The greatest scourge of serving in the U.S. military is having uniforms with pockets but never being allowed to put hands inside them — unless, of course, you have the honor of serving in the Air Force. For everyone else, Fall is nearly upon us, and the temptation to slip those digits into the cozy fabric crevices of battle dress trousers will soon follow.
The U.S. Army is so concerned with this derelict behavior that it’s even trying to find ways to warm soldiers’ hands, without gloves or pockets, via the use of a forearm heater.
To avoid breaking this most sacred of uniform rules, we’ve compiled a list of things that can be stuffed inside pockets while simultaneously preventing the fit of one’s paws.
As any seasoned service member will note, chow hall food can be pretty gnarly. Luckily, thanks to pockets, you can stuff your slack sacks with a golden, crispy pack of dinosaur chicken nuggets for snacking purposes. Just make sure to avoid the barbecue sauce unless you want a sticky situation.
Though dust and fuzz typically collect in pockets during any dryer cycle, consider intentionally balling up everything from your lint trap and shoving it into your uniform pockets. It’s basically free insulation.
Sleep deprivation goes hand-in-hand with military service. To compensate, shove a Rip It into your pocket to break out on that next 24-hour duty shift. Your shaky, over-caffeinated hands will want to be anything but confined.
Cigarettes and dip
Tobacco use isn’t among the healthiest of habits, but it’s still somehow more desirable to military brass than placing hands in pockets. Smoke ‘em if you got ‘em.

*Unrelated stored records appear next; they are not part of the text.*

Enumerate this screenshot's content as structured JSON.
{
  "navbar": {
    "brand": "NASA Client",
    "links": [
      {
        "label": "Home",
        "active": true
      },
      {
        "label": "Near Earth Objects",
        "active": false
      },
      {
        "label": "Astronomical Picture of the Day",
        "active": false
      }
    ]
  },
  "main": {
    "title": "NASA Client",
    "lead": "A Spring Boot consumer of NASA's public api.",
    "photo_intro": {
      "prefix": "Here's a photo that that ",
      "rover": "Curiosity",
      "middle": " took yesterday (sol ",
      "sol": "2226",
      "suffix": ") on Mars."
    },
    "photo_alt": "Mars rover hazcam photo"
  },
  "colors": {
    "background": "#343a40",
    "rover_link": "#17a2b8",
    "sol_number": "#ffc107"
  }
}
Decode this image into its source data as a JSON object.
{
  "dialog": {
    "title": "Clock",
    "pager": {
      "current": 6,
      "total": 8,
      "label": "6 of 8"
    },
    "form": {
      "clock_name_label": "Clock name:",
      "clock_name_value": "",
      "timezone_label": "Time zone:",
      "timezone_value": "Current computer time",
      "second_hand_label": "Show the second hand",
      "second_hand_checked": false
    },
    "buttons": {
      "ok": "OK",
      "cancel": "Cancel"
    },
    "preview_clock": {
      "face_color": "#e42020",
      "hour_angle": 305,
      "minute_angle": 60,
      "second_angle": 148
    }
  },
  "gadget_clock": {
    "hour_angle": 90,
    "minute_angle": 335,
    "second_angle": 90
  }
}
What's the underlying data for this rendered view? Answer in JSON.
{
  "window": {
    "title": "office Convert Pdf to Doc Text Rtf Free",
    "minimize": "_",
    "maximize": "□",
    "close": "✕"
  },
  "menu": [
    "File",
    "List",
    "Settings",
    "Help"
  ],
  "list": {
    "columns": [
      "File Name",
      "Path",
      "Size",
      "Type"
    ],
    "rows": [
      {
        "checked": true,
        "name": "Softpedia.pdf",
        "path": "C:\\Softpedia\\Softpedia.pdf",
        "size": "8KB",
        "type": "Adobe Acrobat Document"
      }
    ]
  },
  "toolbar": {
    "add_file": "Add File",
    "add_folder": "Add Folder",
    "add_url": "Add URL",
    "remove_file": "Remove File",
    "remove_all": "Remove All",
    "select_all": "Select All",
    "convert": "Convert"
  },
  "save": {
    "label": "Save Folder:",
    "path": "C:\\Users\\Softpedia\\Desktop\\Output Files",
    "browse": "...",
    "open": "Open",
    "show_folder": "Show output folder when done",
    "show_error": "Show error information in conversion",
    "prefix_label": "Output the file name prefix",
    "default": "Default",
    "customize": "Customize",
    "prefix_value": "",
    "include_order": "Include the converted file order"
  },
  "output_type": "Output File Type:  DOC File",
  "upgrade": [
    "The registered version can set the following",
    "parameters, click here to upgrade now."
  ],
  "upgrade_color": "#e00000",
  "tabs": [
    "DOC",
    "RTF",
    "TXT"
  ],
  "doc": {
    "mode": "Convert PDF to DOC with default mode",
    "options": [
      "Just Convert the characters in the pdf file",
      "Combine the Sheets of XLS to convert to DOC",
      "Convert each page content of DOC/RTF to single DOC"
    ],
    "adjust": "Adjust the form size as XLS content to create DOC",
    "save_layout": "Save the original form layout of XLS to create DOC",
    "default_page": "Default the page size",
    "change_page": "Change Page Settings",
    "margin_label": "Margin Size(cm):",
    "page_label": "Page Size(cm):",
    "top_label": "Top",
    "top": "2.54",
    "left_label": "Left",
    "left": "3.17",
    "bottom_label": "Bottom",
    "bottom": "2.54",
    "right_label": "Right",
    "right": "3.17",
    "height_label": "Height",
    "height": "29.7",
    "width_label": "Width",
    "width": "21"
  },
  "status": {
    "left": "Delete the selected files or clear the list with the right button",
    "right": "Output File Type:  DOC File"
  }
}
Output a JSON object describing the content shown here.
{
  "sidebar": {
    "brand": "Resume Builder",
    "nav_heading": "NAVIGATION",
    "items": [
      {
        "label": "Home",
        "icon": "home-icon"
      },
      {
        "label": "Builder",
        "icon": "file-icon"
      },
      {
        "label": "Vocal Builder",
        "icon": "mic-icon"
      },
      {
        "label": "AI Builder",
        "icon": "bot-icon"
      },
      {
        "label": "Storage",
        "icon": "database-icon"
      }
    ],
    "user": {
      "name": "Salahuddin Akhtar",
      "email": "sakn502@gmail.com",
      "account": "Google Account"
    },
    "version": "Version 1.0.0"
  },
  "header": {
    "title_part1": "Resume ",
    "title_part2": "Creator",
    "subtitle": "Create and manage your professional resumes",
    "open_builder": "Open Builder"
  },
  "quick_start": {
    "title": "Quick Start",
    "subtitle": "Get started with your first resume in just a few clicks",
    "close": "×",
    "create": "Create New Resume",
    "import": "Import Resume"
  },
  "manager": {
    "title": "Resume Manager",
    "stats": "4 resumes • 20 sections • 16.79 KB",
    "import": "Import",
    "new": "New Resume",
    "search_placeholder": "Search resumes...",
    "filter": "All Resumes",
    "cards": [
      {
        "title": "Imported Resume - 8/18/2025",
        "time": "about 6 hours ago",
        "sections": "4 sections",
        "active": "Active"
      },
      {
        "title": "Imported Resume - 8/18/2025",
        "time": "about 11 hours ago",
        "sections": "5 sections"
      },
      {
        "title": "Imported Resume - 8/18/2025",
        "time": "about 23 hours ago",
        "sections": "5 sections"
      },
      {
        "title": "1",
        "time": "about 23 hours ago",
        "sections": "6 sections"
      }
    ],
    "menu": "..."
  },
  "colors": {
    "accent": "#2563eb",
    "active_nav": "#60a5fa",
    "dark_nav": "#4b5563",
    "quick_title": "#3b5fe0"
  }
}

This one’s for all the LTs who can’t for the life of them pass land navigation. The map won’t help, but it can be used to dry up the tears that will result from failing in front of the platoon.
When your knees get weak and your arms are heavy, a pocket is the best place for mom’s spaghetti. Sure, it’s a mess, but nothing else will keep you more calm and ready.
Fake DD-214 printouts
Line your pockets with these. It’s armor. The feelings of invincibility will follow.
We’d tell you what that means, but then we’d have to ... you know.
Sarah Sicard is a Senior Editor with Military Times. She previously served as the Digitial Editor of Military Times and the Army Times Editor. Other work can be found at National Defense Magazine, Task & Purpose, and Defense News.